A dizzying top speed of over 170mph and a 0-60mph sprint time of as little as 5.1 seconds makes the Maserati a real screamer, especially in six-speed manual guise, which was available until 2001. 

As with most of the cars on our list, the downside of the 3200GT is the cost of repairs and maintenance. You'll easily get through £2000 a year looking after it, assuming nothing major goes wrong, which is why they come up for sale for less than £10,000. 

What should I pay?

Buying a sub-£10,000 Maserati is a recipe for disaster – don't do it. It will take more like £15,000 to buy a decent car with low mileage and plenty of history. The extra investment will be worth it in the long-run. 

Click here for a list of Maserati 3200GTs currently for sale

Maserati 3200GT


The DB7 was one of Aston Martin's main success stories during the 1990s, its 10-year production run (1994-2004) illustrating its popularity with the motoring public. The Ian Callum-penned grand tourer was an instant hit thanks to its sleek and elegant profile, hiding beautifully the fact that, beneath the skin, it was based on the Jaguar XJ-S. 

The Jaguar DNA was plain to see. The DB7 shared its chassis – as well as a striking resemblance – with Jaguar's XK, along with the same steel unitary construction methods. 

As a result of the Jaguar connection, it lacks the same caché of more expensive Astons, but that didn't put off 7000 of the firm's customers, and nor should it you.

What should I pay?

Prices start at around £15,000 for early 3.2-litre cars, working up to around £40,000 for 5.9-litre V12 models with fewer miles on the clock.

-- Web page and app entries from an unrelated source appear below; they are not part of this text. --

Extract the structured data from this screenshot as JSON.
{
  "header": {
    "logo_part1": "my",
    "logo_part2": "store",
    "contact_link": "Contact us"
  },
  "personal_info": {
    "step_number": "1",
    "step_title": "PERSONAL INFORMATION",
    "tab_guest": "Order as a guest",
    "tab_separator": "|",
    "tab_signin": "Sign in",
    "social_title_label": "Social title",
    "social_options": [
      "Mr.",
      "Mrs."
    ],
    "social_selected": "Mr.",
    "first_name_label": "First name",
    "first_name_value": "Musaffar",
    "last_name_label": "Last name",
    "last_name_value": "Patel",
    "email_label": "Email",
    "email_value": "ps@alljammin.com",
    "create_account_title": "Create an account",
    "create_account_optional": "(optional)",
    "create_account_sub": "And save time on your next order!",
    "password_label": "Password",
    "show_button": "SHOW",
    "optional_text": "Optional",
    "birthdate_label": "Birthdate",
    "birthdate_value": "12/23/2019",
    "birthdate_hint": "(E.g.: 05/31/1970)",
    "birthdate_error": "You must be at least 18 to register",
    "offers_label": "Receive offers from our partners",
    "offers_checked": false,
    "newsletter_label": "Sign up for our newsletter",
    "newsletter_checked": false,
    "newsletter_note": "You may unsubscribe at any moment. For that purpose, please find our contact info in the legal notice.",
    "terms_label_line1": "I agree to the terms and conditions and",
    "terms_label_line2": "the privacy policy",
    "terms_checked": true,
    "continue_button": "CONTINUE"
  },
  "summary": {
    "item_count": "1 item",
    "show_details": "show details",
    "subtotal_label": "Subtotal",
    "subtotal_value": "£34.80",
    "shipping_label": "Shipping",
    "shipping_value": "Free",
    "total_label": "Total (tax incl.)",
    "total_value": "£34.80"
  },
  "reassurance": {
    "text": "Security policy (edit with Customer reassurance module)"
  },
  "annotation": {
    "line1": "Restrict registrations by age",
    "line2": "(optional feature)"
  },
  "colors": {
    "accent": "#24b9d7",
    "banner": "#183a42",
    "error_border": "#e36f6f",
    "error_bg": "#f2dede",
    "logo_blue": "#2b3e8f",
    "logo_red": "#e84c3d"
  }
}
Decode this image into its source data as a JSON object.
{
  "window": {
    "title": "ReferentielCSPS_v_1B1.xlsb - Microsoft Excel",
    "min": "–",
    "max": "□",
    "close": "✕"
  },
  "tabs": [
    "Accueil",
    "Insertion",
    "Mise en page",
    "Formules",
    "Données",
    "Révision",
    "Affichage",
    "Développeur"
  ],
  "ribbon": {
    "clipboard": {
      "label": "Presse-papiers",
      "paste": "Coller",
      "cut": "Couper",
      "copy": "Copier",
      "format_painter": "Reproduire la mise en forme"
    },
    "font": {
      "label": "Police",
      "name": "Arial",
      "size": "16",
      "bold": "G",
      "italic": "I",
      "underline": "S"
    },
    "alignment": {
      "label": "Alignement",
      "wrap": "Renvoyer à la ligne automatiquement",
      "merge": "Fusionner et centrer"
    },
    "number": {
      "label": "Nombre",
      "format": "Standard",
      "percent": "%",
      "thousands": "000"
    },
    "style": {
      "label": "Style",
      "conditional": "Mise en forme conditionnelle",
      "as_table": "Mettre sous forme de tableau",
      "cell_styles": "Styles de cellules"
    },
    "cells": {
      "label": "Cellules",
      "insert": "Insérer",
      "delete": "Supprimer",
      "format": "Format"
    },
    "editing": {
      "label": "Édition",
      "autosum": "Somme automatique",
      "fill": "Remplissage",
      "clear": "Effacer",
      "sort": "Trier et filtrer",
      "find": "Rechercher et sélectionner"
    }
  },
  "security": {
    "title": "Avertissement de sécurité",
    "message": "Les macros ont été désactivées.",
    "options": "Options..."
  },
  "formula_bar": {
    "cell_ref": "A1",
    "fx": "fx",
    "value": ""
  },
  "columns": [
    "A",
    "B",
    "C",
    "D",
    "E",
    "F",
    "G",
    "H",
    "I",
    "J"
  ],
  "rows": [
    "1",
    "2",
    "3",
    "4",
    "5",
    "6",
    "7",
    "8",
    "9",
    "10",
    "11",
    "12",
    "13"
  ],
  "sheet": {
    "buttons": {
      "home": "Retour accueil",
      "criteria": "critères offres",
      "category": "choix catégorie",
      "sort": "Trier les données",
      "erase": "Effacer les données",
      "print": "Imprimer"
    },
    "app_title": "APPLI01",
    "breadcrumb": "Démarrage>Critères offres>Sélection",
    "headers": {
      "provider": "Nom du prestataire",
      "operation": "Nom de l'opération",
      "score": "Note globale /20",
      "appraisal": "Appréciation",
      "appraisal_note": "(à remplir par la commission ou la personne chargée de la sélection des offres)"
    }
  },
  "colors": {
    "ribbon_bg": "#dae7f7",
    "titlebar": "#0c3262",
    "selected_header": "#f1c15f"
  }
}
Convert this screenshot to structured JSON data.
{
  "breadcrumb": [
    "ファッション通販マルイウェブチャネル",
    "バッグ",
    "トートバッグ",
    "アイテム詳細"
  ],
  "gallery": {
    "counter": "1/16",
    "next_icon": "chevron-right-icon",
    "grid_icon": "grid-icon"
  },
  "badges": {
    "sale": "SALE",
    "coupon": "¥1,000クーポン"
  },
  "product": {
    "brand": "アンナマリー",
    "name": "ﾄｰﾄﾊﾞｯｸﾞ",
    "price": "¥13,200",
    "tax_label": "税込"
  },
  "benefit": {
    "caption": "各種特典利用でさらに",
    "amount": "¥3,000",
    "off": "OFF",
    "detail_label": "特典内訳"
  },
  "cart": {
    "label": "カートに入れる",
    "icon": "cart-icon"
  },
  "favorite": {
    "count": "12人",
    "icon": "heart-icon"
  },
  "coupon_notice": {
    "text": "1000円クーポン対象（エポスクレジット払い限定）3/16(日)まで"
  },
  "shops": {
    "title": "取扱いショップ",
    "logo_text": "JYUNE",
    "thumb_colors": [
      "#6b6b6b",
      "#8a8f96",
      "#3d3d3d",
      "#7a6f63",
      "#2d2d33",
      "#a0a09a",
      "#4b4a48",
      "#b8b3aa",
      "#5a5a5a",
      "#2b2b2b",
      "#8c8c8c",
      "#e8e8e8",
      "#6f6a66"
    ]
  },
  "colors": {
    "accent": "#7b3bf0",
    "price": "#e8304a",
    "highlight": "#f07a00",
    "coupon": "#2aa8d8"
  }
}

There are still plenty of DB7s on the market, so you can afford to be choosy. Opt for a straight-six example and budget around £25,000. 

Click here for a list of Aston Martin DB7s currently for sale

Aston Martin DB7

PORSCHE 911 (993)

The Porsche 911 has set the benchmark against which most aspirational sports cars are measured ever since it came on the scene in 1963. A lot has changed in that time, with the biggest shift taking place in the late '90s, when the traditional air-cooled setup was thrown out in favour of water cooling. 

As the last air-cooled 911, the 993 represents the end of an era for Porsche with many enthusiasts seeing it as the last true 911. Prices have risen as a result, but the 993 is still a bargain buy – especially when you consider than booming values make it a copper-bottomed investment. 

What should I pay? 

A huge spike in values in recent years means that the turbo model hasn't made our list, but the naturally aspirated variants still offer plenty of performance. Prices for private sale early cars start out at around £25,000, and there's so much choice that you shouldn't have to spend a great deal more.

Click here for a list of Porsche 911s currently for sale

Porsche 911 993


Convinced that all 'proper' supercars come from Italy? Think again. The mid-engined NSX caused shockwaves when it was launched in 1990, and the Japanese firm had Ferrari's 328 firmly in its sights. Stunning looks were allied to cutting-edge electronics, making the NSX a technical tour-de-force and potent street car – and more than a match for Maranello's finest.

None other than Ayrton Senna was involved in fine-tuning the suspension, ensuring that the NSX goes as well as it looks. By today's standards, the naturally aspirated 3.0-litre engine isn't powerful enough to be considered a true supercar, but in its day the NSX was right up there. 

The NSX can still be considered a bargain but, with prices on the march, the time to strike is most definitely now. Early cars represent the best value for money and are the most likely to increase in value – owing much to the charm of the pop-up headlights. 

What should I pay?

Prices for early cars start at around the £25,000, and it's these models that present the best investment opportunity. Ten grand more will get you an excellent example, with even more being asked for the very best. The manual transmission offers a more involved driving experience, and should hold its value well. 

Click here for a list of Honda NSXs currently for sale

Honda NSX